And the farmer says, “Normally I wake up then depending on the month I might plant or reap the harvest.”
And you say, “How do you know what to plant?”
And the farmer says, “I’ve got this poem that we’ve been using for generations, so like, in June I mow my corn, in August I harvest my wheat with a sickle, stuff like that.”
And you’re trying to build understanding, you say, “That poem sounds really useful. But I’d like to talk about a new approach to time. What if I could divide every single day into 24 big parts called hours, and each of those into 60 little parts called minutes? So now instead of having just a whole day, you have 1,440 little pieces of time and you can arrange them and do whatever you want. What is your reaction to that?”

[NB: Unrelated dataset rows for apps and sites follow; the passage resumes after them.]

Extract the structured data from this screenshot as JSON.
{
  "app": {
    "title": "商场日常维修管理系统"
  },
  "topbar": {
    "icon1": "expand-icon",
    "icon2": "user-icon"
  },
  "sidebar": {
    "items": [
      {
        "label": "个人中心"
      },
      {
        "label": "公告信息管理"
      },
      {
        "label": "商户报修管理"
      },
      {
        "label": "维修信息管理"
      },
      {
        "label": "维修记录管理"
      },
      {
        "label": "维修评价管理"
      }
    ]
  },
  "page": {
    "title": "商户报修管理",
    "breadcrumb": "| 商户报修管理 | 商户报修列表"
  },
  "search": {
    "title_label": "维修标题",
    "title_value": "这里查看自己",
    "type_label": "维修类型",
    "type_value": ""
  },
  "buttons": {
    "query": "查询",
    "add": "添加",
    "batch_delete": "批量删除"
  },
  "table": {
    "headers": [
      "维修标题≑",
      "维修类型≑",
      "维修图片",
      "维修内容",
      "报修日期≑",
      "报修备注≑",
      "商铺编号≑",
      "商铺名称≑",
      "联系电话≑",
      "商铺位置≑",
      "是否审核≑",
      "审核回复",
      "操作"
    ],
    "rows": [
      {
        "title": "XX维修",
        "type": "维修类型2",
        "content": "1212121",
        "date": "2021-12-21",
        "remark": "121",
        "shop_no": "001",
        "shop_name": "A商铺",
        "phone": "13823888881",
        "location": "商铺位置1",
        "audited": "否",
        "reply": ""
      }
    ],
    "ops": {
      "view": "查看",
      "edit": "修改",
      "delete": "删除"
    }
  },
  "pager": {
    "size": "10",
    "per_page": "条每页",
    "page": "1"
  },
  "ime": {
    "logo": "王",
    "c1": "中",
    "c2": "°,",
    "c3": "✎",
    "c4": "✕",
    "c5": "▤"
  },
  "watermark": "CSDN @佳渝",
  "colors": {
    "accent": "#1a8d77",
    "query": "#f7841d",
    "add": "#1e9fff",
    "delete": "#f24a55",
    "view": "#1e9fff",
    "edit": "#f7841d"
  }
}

And I think the farmer would probably be polite but I’m guessing he’d be thinking, “Clock? That’s the single stupidest thing I’ve ever heard.”


There’s a great book called The Soul of a New Machine, about what it takes to build a computer. It came out in 1981. And one of the engineers was talking about nanoseconds. That’s one billionth of a second. So instead of 1,440 minutes in a day you have 86 trillion, 400 billion nanoseconds in a day. Here’s one of the engineers talking:
I feel very comfortable talking in nanoseconds. I sit at one of these analyzers and nanoseconds are wide. I mean, you can see them go by. “Jesus,” I say, “that signal takes twelve nanoseconds to get from there to there.” Those are real big things to me when I’m building a computer. Yet when I think about it, how much longer it takes to snap your fingers, I’ve lost track of what a nanosecond really means.” He paused. “Time in a computer is an interesting concept.”
So it’s only a few hundred years ago that people started to care about centuries, and then more recently, decades. And of course hours and minutes. And in the last 40 years we’ve got 86 trillion nanoseconds a day, and a whole industry trying to make every one of them count.
If this speech was 20 years long then, right now, AltaVista would be the dominant search engine, and AOL and Yahoo! would be the most important sites on the web.